There are many planned activities in October to educate the public about domestic violence.
• A press conference to announce the start of Domestic Violence Awareness Month on Tuesday, October 1, at 10 a.m. at the Blasco Library • A candlelight vigil to honor victims of domestic violence will be held Thursday, Oct. 3, at 6 p.m., at the gazebo at Corry City Park. The event will feature a reflection by a survivor of domestic violence. • A PurpleOne domestic violence awareness training will be held Monday, Oct. 7, from 8 a.m. to 12:30 p.m. in the H.O. Hirt Auditorium of the Erie County Public Library, 160 E. Front St., Erie.
Safe Journey launched the PurpleOne in February to educate the public about domestic violence and create a network of safe places where victims can find support and receive information about free and confidential services offered by the agency.
PurpleOne empowers members of the community as potential bystanders – to assist you in becoming aware of domestic violence in our community, learning skills to respond to a domestic violence situation, and understanding when and how to refer a victim of domestic violence. The free training teaches attendees how to recognize and respond to domestic violence and how to refer victims to services. Participants also are taught how to safely become involved as active bystanders if they are confronted by an unexpected scene of domestic violence. This initiative also provides empowerment to victims of domestic violence by providing trained individuals in the community who can recognize, respond to and refer them to resources. This also provides multiple Safe Places within the community that have trained and certified individuals who can assist them. Finally, this initiative seeks to unite the community around the eradication of domestic violence in our communities.
Organizations and businesses that have at least one PurpleOne-trained individual are eligible to be certified safe spaces that offer support and information for victims. The locations are marked by the PurpleOne’s signature purple dot. To register for the training, call Safe Journey at 438-2675 or visit purpleone.org.
People are encouraged to wear purple, the designated color for domestic violence awareness, to support victims. Displaying a purple ribbon on your vehicle’s antenna, wearing a purple ribbon, or wearing a purple wristband shows that you are publicly taking a stand for victims. Showing your colors is an effective way to start a conversation about domestic violence, because victims are everywhere.
Victims of domestic violence can be anyone. They sit beside you in church, at meetings, at the doctor’s office, at school plays, at work, at games, matches, events. They may be your doctor, your boss, your attorney, your nurse, your professor, your neighbor, your sister, your waitress.

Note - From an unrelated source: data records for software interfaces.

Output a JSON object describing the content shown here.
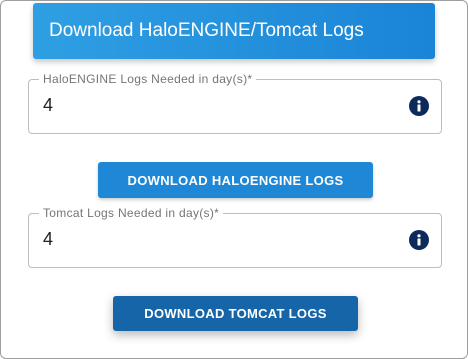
{
  "header": {
    "title": "Download HaloENGINE/Tomcat Logs"
  },
  "haloengine": {
    "field_label": "HaloENGINE Logs Needed in day(s)*",
    "field_value": "4",
    "button_label": "DOWNLOAD HALOENGINE LOGS"
  },
  "tomcat": {
    "field_label": "Tomcat Logs Needed in day(s)*",
    "field_value": "4",
    "button_label": "DOWNLOAD TOMCAT LOGS"
  },
  "icons": {
    "info": "info-icon"
  },
  "colors": {
    "header_start": "#2f9fe3",
    "header_end": "#1a84d6",
    "button_halo": "#1e88d6",
    "button_tomcat": "#1565a8",
    "info_icon": "#0d2a5c"
  }
}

While Domestic Violence Awareness Month presents a timely opportunity for the community to support victims, Palisin hopes people understand that domestic violence occurs year-round. Domestic Violence Awareness Month can serve as a starting point for people to not only help victims, but also to hold victims accountable.

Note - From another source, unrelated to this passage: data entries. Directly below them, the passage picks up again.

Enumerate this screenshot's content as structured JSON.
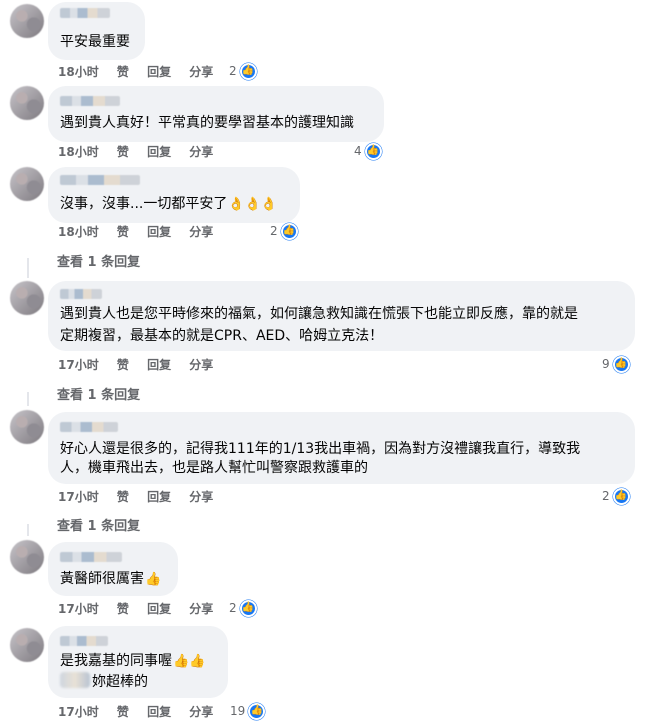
{
  "actions": {
    "like": "赞",
    "reply": "回复",
    "share": "分享"
  },
  "view_replies_label": "查看 1 条回复",
  "comments": [
    {
      "text_lines": [
        "平安最重要"
      ],
      "time": "18小时",
      "reactions": "2"
    },
    {
      "text_lines": [
        "遇到貴人真好！平常真的要學習基本的護理知識"
      ],
      "time": "18小时",
      "reactions": "4"
    },
    {
      "text_lines": [
        "沒事，沒事...一切都平安了"
      ],
      "emoji": "👌👌👌",
      "time": "18小时",
      "reactions": "2"
    },
    {
      "text_lines": [
        "遇到貴人也是您平時修來的福氣，如何讓急救知識在慌張下也能立即反應，靠的就是",
        "定期複習，最基本的就是CPR、AED、哈姆立克法！"
      ],
      "time": "17小时",
      "reactions": "9"
    },
    {
      "text_lines": [
        "好心人還是很多的，記得我111年的1/13我出車禍，因為對方沒禮讓我直行，導致我",
        "人，機車飛出去，也是路人幫忙叫警察跟救護車的"
      ],
      "time": "17小时",
      "reactions": "2"
    },
    {
      "text_lines": [
        "黃醫師很厲害"
      ],
      "emoji": "👍",
      "time": "17小时",
      "reactions": "2"
    },
    {
      "text_lines": [
        "是我嘉基的同事喔",
        "妳超棒的"
      ],
      "emoji": "👍👍",
      "time": "17小时",
      "reactions": "19"
    }
  ],
  "colors": {
    "bubble": "#f0f2f5",
    "action_text": "#65676b",
    "like_blue": "#1877f2"
  },
  "icons": {
    "like_badge": "thumbs-up-icon"
  }
}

Safe Journey has provided free and confidential services for victims of domestic violence in rural Erie County since 1978. Services include shelter (if needed), group and individual counseling, a 24/7 emergency hotline, elementary and secondary school prevention programs, help in obtaining Protection From Abuse orders, court accompaniment, and parenting classes.